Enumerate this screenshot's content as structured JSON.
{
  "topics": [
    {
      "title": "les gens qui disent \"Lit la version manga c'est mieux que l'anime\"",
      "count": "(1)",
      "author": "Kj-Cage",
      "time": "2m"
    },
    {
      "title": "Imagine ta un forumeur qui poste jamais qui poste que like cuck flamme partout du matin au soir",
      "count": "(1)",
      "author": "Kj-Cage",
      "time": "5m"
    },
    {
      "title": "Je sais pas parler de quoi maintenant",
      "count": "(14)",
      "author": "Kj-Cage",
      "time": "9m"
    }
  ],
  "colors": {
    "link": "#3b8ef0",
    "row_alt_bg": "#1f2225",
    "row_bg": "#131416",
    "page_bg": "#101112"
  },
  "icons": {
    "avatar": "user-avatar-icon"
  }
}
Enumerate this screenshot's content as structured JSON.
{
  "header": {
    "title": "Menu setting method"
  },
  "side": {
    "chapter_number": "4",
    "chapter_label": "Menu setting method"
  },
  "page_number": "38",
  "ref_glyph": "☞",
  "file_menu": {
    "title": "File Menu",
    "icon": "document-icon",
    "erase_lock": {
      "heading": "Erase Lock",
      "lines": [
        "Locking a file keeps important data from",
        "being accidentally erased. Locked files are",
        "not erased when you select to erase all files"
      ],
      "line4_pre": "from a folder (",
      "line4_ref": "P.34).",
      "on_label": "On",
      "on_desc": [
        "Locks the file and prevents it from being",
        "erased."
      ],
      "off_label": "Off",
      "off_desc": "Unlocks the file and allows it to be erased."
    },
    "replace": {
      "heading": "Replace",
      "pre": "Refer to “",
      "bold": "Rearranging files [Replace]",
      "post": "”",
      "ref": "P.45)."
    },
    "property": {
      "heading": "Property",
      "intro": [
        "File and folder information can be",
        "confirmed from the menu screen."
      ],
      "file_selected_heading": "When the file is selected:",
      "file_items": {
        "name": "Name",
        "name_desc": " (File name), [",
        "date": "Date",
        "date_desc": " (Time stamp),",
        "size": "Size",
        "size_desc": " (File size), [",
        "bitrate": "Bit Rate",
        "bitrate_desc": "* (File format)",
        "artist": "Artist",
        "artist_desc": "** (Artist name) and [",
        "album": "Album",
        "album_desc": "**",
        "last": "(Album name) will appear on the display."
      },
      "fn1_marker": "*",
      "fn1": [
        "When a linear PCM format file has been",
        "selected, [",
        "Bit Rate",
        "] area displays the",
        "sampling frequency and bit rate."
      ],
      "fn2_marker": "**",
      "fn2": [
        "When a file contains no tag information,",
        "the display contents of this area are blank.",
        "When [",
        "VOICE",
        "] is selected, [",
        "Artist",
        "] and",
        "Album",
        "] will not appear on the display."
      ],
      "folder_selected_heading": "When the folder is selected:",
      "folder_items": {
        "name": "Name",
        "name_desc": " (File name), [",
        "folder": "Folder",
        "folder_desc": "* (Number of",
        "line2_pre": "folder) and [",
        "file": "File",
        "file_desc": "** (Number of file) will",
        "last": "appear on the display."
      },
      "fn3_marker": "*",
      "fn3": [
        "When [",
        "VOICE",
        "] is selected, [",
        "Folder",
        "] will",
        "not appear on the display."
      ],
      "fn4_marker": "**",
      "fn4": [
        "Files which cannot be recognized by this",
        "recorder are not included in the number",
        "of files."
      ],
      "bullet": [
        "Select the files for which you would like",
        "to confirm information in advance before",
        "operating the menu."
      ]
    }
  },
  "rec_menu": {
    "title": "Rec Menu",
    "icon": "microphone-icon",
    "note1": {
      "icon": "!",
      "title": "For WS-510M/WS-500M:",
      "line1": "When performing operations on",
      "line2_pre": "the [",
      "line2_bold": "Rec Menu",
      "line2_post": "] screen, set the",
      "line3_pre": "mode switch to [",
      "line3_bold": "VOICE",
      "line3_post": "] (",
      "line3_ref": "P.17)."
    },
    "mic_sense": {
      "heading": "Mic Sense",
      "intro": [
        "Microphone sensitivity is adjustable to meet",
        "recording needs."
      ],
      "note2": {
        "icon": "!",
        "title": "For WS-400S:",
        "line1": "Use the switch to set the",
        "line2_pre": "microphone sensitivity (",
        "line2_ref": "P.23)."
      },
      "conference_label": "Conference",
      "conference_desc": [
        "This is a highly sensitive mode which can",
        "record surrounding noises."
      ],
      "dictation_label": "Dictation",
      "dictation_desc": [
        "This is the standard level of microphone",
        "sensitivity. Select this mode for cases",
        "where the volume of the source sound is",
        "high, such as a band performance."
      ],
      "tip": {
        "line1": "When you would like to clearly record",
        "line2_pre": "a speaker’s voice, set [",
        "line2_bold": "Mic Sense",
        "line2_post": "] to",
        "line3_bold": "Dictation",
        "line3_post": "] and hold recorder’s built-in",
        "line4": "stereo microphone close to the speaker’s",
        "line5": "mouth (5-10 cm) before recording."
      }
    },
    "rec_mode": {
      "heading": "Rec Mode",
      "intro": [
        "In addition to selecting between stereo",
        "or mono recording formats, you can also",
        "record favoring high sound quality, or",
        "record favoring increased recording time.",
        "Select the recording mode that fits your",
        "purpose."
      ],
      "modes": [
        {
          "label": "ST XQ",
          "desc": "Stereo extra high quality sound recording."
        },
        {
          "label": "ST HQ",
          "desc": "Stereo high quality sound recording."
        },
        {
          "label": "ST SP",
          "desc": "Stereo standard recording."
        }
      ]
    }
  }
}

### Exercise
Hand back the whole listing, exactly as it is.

### Problem solution
Enumerate this screenshot's content as structured JSON.
{
  "topics": [
    {
      "title": "les gens qui disent \"Lit la version manga c'est mieux que l'anime\"",
      "count": "(1)",
      "author": "Kj-Cage",
      "time": "2m"
    },
    {
      "title": "Imagine ta un forumeur qui poste jamais qui poste que like cuck flamme partout du matin au soir",
      "count": "(1)",
      "author": "Kj-Cage",
      "time": "5m"
    },
    {
      "title": "Je sais pas parler de quoi maintenant",
      "count": "(14)",
      "author": "Kj-Cage",
      "time": "9m"
    }
  ],
  "colors": {
    "link": "#3b8ef0",
    "row_alt_bg": "#1f2225",
    "row_bg": "#131416",
    "page_bg": "#101112"
  },
  "icons": {
    "avatar": "user-avatar-icon"
  }
}
Enumerate this screenshot's content as structured JSON.
{
  "header": {
    "title": "Menu setting method"
  },
  "side": {
    "chapter_number": "4",
    "chapter_label": "Menu setting method"
  },
  "page_number": "38",
  "ref_glyph": "☞",
  "file_menu": {
    "title": "File Menu",
    "icon": "document-icon",
    "erase_lock": {
      "heading": "Erase Lock",
      "lines": [
        "Locking a file keeps important data from",
        "being accidentally erased. Locked files are",
        "not erased when you select to erase all files"
      ],
      "line4_pre": "from a folder (",
      "line4_ref": "P.34).",
      "on_label": "On",
      "on_desc": [
        "Locks the file and prevents it from being",
        "erased."
      ],
      "off_label": "Off",
      "off_desc": "Unlocks the file and allows it to be erased."
    },
    "replace": {
      "heading": "Replace",
      "pre": "Refer to “",
      "bold": "Rearranging files [Replace]",
      "post": "”",
      "ref": "P.45)."
    },
    "property": {
      "heading": "Property",
      "intro": [
        "File and folder information can be",
        "confirmed from the menu screen."
      ],
      "file_selected_heading": "When the file is selected:",
      "file_items": {
        "name": "Name",
        "name_desc": " (File name), [",
        "date": "Date",
        "date_desc": " (Time stamp),",
        "size": "Size",
        "size_desc": " (File size), [",
        "bitrate": "Bit Rate",
        "bitrate_desc": "* (File format)",
        "artist": "Artist",
        "artist_desc": "** (Artist name) and [",
        "album": "Album",
        "album_desc": "**",
        "last": "(Album name) will appear on the display."
      },
      "fn1_marker": "*",
      "fn1": [
        "When a linear PCM format file has been",
        "selected, [",
        "Bit Rate",
        "] area displays the",
        "sampling frequency and bit rate."
      ],
      "fn2_marker": "**",
      "fn2": [
        "When a file contains no tag information,",
        "the display contents of this area are blank.",
        "When [",
        "VOICE",
        "] is selected, [",
        "Artist",
        "] and",
        "Album",
        "] will not appear on the display."
      ],
      "folder_selected_heading": "When the folder is selected:",
      "folder_items": {
        "name": "Name",
        "name_desc": " (File name), [",
        "folder": "Folder",
        "folder_desc": "* (Number of",
        "line2_pre": "folder) and [",
        "file": "File",
        "file_desc": "** (Number of file) will",
        "last": "appear on the display."
      },
      "fn3_marker": "*",
      "fn3": [
        "When [",
        "VOICE",
        "] is selected, [",
        "Folder",
        "] will",
        "not appear on the display."
      ],
      "fn4_marker": "**",
      "fn4": [
        "Files which cannot be recognized by this",
        "recorder are not included in the number",
        "of files."
      ],
      "bullet": [
        "Select the files for which you would like",
        "to confirm information in advance before",
        "operating the menu."
      ]
    }
  },
  "rec_menu": {
    "title": "Rec Menu",
    "icon": "microphone-icon",
    "note1": {
      "icon": "!",
      "title": "For WS-510M/WS-500M:",
      "line1": "When performing operations on",
      "line2_pre": "the [",
      "line2_bold": "Rec Menu",
      "line2_post": "] screen, set the",
      "line3_pre": "mode switch to [",
      "line3_bold": "VOICE",
      "line3_post": "] (",
      "line3_ref": "P.17)."
    },
    "mic_sense": {
      "heading": "Mic Sense",
      "intro": [
        "Microphone sensitivity is adjustable to meet",
        "recording needs."
      ],
      "note2": {
        "icon": "!",
        "title": "For WS-400S:",
        "line1": "Use the switch to set the",
        "line2_pre": "microphone sensitivity (",
        "line2_ref": "P.23)."
      },
      "conference_label": "Conference",
      "conference_desc": [
        "This is a highly sensitive mode which can",
        "record surrounding noises."
      ],
      "dictation_label": "Dictation",
      "dictation_desc": [
        "This is the standard level of microphone",
        "sensitivity. Select this mode for cases",
        "where the volume of the source sound is",
        "high, such as a band performance."
      ],
      "tip": {
        "line1": "When you would like to clearly record",
        "line2_pre": "a speaker’s voice, set [",
        "line2_bold": "Mic Sense",
        "line2_post": "] to",
        "line3_bold": "Dictation",
        "line3_post": "] and hold recorder’s built-in",
        "line4": "stereo microphone close to the speaker’s",
        "line5": "mouth (5-10 cm) before recording."
      }
    },
    "rec_mode": {
      "heading": "Rec Mode",
      "intro": [
        "In addition to selecting between stereo",
        "or mono recording formats, you can also",
        "record favoring high sound quality, or",
        "record favoring increased recording time.",
        "Select the recording mode that fits your",
        "purpose."
      ],
      "modes": [
        {
          "label": "ST XQ",
          "desc": "Stereo extra high quality sound recording."
        },
        {
          "label": "ST HQ",
          "desc": "Stereo high quality sound recording."
        },
        {
          "label": "ST SP",
          "desc": "Stereo standard recording."
        }
      ]
    }
  }
}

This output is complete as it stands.